Washington, April 17 : A new scientific model has been developed that accurately maps where coral reefs are in the most trouble and identifies regions where reefs can be protected best.
Corals have been devastated in large areas across the world. Disappearing at rates up to 5.4 percent per year over the past 30 years, they are among the earliest victims of climate change.
Bleaching, which climate change exacerbates, occurs when corals become so stressed that they eject the beneficial algae that give them their color. This eventually causes large sections of the reefs to lose much of their biodiversity.
Now, the new model, developed by the Wildlife Conservation Society (WCS) and the International Institute for Geo-Information Science and Earth, will help identify the hotspots for coral protection.
The model, which is being applied in areas throughout the Indian Ocean, synthesizes several ocean conditions, such as seawater temperatures, photosynthetic and ultraviolet light, winds and currents, and the concentration of microscopic plankton on the ocean's surface.

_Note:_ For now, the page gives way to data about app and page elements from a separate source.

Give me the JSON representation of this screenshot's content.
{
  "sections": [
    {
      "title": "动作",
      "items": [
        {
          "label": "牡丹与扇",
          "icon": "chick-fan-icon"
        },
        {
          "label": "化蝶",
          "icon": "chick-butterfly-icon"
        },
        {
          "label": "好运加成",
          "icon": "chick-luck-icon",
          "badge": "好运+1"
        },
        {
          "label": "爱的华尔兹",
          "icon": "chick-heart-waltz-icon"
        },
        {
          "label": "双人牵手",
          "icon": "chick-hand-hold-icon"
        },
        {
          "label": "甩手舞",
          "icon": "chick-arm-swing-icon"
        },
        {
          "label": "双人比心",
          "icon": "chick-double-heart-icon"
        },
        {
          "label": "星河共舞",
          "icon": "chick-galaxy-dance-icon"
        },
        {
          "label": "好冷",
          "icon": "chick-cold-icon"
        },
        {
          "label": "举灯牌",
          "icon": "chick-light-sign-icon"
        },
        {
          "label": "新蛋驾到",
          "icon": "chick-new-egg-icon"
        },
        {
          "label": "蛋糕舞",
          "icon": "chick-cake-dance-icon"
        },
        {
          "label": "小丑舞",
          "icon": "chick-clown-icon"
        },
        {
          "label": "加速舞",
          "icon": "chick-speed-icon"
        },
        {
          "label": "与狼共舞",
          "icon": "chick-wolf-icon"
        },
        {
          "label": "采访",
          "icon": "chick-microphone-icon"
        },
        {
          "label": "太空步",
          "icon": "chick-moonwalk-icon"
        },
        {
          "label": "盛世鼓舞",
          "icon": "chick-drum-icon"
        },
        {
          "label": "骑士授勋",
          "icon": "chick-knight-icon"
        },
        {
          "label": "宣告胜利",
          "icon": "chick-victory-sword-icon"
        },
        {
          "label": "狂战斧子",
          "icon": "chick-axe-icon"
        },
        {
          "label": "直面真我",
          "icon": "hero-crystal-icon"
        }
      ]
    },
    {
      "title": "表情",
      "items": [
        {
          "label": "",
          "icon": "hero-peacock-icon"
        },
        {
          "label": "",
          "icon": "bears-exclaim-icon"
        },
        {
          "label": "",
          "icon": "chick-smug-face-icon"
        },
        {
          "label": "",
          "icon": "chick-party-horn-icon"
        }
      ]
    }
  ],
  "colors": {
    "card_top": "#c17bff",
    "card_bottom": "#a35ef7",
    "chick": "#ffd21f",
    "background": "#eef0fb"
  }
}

These data were factored into previous reports of coral stress or bleaching and were then used to map the distribution of these inhospitable conditions.
The researchers found that much of the northern Indian Ocean contains very stressful environments for corals and that half of its marine parks with the strictest regulations are found within these harsh areas.
Areas of the Maldives and the Seychelles fall in the middle of the most severe conditions; these include some of the best coral reef parks and diving spots.
In an area east and just north of Madagascar lie the least-stressed reefs, which include those off the islands of Mauritius, Rodriques, and Reunion.
These are now among the reefs the model identifies as the highest priority for conservation.
According to WCS researcher Dr. Timothy McClanahan, "Despite the large areas in high and severe stress, the model suggests that there are some reefs with less stressful conditions and more reasons for hope."